Photo: Tourism Malaysia
This isn’t first island that comes to mind when thinking of visiting the east coast. It’s a tiny stunning island weighing in at 3km by 2km and located within the Terengganu National Park. It’s where you go purely for the diving or if you want a couple of days of absolute peace. There are over 20 dive sites and visitors have said that the underwater life is fantastic. Most dives are easily managed by beginners, but advanced divers also have their pick of more challenging options as the maximum depth is around 35m. The Turtle Point house reef is perfect for beginners with its calm conditions, while Amazing Grace located on the neighbouring island of Pulau Nyireh is where to go to spot turtles, stingrays and Shovelnose sharks. What’s really interesting is that the island is on the elusive whale shark’s migratory route usually at the start and end of the season – March, April, September, October.
Photo: Tourism Malaysia
A privately-owned island in the state of Johor, Pulau Rawa is located within the Sultan Iskandar Marine Park. There are only two resorts – Alang’s Rawa and the Rawa Island Resort – on the island which means you never have to face crowds, especially when snorkelling and diving. Marine life here thrive due to the limited number of visitors, which is a huge advantage. Most diving is done via shore entry with varying depths of up to 12m. There’s a house reef on the west of the island, which beginners will enjoy exploring. Dragon Rock is another popular spot where nudibranchs and Harlequin Sweetlips (tropical reef fish) are found in abundance.
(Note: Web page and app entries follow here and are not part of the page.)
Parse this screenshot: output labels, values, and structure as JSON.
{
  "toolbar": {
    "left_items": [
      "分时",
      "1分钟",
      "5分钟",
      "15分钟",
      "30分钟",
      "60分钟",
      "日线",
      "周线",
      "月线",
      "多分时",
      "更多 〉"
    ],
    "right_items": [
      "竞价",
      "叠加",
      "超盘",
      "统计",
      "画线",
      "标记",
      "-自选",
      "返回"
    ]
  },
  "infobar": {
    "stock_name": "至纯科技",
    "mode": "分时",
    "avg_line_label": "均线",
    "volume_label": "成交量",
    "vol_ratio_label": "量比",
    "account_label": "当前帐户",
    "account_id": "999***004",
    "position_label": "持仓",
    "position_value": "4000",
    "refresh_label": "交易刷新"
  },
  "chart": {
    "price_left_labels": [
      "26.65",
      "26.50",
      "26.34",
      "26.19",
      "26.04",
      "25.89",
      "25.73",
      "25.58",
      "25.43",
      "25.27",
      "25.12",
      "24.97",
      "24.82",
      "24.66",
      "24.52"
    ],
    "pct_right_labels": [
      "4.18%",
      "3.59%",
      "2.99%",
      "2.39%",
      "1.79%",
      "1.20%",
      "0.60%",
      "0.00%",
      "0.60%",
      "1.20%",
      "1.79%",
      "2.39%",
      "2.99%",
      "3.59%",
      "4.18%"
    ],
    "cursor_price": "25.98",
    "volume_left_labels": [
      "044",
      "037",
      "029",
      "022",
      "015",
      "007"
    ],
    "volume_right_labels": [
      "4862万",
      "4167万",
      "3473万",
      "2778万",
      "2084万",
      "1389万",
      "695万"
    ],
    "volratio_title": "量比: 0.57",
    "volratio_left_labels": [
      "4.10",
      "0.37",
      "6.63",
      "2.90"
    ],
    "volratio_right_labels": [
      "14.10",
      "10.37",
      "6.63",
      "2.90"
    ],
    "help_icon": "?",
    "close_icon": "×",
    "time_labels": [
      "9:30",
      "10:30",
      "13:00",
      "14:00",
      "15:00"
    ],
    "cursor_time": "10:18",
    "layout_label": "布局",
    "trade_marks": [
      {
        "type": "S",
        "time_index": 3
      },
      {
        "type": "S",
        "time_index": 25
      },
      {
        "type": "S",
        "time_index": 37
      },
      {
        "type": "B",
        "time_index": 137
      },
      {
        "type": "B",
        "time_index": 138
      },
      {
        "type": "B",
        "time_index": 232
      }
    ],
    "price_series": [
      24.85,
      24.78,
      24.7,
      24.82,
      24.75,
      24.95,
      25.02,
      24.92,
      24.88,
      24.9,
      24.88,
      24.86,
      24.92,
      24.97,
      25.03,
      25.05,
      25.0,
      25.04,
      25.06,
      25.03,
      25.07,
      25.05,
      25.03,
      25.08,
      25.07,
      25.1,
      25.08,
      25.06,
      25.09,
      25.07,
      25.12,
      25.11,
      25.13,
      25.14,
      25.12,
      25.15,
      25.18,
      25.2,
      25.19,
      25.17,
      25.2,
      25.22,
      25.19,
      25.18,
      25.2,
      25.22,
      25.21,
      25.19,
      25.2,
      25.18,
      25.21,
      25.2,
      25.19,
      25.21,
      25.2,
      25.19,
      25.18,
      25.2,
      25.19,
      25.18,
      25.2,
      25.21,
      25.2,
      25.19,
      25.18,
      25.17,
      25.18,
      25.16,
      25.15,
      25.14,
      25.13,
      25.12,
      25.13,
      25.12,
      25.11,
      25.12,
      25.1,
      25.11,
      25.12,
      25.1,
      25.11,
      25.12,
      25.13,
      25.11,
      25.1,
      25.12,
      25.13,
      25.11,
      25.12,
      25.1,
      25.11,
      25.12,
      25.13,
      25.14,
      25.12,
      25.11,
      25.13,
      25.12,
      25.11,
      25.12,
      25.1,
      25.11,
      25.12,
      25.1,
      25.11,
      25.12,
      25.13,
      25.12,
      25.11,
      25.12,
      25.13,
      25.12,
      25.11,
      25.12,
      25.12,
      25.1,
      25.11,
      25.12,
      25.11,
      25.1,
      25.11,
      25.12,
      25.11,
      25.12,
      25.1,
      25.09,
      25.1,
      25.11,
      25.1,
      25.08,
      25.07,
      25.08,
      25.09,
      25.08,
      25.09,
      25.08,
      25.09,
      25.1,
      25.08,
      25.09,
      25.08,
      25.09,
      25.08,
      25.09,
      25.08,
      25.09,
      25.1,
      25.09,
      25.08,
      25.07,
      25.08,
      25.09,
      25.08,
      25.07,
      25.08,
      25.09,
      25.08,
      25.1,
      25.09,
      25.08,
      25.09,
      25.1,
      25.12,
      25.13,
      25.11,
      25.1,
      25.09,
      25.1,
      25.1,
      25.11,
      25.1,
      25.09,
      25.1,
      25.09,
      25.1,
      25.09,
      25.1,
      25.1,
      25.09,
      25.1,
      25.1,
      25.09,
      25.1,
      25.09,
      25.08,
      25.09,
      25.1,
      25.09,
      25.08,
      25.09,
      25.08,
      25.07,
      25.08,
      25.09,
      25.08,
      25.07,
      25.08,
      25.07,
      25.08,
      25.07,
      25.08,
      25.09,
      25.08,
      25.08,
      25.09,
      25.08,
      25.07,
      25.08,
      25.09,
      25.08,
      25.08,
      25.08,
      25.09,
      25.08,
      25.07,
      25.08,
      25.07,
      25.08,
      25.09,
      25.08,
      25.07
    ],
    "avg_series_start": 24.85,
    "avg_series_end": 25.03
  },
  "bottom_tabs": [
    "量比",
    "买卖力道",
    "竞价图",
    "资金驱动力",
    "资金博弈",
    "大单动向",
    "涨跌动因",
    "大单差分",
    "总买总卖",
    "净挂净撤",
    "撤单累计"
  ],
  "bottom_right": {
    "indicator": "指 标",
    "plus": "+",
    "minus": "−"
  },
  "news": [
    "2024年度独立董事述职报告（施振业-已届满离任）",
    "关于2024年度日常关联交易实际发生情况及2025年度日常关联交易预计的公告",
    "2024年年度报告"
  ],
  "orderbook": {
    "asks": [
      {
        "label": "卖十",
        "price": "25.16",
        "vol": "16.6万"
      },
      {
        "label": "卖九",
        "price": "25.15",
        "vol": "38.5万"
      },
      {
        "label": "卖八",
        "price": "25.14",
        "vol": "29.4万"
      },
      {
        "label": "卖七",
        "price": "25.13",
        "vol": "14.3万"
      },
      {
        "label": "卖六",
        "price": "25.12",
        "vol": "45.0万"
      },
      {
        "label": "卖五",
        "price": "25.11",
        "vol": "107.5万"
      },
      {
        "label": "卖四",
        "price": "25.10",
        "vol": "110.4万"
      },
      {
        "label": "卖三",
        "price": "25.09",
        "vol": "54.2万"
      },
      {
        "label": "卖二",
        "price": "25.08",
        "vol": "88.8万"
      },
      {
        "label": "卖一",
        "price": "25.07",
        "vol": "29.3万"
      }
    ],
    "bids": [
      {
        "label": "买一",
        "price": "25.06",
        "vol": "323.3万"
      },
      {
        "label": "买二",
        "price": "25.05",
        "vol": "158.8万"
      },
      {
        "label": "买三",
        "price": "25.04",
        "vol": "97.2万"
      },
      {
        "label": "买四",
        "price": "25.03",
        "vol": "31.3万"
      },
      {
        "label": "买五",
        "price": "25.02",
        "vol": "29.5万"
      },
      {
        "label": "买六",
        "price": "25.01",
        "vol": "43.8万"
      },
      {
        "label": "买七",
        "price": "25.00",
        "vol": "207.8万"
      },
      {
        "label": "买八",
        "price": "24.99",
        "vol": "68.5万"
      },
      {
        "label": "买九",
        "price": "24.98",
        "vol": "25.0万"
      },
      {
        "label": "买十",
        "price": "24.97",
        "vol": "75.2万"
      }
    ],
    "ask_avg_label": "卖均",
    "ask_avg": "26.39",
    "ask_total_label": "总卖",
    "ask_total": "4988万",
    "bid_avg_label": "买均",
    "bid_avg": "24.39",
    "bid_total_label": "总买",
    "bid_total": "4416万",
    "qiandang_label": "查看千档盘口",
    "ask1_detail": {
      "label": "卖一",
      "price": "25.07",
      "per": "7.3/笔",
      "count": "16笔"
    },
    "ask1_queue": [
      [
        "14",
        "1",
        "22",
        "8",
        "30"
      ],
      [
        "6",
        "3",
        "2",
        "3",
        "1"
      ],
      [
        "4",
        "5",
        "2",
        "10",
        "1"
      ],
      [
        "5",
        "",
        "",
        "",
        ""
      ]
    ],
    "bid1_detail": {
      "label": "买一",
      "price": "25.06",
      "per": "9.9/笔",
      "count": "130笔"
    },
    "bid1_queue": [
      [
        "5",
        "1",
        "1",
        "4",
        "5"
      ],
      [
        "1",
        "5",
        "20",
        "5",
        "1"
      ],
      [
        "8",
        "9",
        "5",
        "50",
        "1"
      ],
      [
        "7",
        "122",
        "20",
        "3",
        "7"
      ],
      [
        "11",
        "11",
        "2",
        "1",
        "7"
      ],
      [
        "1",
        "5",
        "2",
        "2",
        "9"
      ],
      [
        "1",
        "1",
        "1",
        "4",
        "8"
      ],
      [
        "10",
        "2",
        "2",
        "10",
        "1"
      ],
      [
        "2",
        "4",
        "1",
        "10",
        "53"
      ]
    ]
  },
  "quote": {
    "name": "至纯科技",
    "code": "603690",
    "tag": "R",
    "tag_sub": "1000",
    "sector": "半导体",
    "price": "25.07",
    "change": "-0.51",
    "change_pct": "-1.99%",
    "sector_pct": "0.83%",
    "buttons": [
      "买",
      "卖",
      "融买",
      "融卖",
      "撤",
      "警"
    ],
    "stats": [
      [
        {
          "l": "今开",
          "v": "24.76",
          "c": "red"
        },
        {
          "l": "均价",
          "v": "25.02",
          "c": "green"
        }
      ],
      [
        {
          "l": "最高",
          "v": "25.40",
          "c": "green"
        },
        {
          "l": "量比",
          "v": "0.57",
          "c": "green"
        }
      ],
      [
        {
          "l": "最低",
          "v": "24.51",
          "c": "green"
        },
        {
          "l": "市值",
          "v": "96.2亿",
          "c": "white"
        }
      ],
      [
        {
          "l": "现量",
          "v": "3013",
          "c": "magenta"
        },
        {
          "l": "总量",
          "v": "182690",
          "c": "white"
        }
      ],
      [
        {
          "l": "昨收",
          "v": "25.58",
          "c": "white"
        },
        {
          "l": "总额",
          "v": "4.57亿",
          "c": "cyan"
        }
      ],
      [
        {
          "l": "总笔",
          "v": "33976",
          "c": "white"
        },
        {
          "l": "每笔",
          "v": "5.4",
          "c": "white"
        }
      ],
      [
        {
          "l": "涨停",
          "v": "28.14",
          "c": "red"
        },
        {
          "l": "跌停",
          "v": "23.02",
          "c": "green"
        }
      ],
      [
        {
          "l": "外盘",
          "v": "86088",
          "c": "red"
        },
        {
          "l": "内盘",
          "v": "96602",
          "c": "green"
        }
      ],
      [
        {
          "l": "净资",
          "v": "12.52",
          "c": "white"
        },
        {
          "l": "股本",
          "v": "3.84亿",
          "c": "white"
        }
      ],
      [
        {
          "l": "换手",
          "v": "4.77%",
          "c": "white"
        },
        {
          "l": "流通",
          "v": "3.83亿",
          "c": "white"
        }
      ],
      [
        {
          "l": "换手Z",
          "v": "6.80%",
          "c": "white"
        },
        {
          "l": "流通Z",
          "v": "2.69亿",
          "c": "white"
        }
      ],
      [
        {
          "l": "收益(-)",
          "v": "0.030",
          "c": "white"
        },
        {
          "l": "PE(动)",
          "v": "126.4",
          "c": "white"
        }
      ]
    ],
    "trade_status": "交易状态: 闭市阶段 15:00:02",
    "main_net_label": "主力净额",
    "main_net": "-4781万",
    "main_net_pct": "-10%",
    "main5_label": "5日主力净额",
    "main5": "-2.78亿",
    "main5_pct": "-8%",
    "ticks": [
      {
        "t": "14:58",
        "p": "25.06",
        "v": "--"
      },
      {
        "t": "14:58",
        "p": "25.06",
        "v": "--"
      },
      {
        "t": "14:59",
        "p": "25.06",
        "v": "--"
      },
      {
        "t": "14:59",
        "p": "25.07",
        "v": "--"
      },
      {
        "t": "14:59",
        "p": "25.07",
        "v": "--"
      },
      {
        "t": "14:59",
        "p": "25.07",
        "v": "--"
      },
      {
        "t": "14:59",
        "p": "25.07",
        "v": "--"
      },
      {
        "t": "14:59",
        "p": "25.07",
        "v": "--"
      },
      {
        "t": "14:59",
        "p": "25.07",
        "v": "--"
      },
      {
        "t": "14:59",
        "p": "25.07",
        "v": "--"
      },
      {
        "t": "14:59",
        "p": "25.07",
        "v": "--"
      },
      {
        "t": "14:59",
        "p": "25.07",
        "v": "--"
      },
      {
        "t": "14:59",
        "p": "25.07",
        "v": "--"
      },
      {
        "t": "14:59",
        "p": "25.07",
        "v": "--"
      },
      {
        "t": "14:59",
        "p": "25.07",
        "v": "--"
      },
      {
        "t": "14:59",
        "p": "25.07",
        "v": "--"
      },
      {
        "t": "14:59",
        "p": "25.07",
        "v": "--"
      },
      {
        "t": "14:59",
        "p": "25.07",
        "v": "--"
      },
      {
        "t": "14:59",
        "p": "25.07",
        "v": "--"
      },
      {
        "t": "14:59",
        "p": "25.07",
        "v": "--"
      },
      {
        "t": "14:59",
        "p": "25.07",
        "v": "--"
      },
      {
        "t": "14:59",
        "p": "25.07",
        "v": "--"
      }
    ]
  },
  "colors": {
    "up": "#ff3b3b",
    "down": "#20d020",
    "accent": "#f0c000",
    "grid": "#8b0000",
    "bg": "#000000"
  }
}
Snorkel around the jetty where schools of saltwater perch and batfish gather.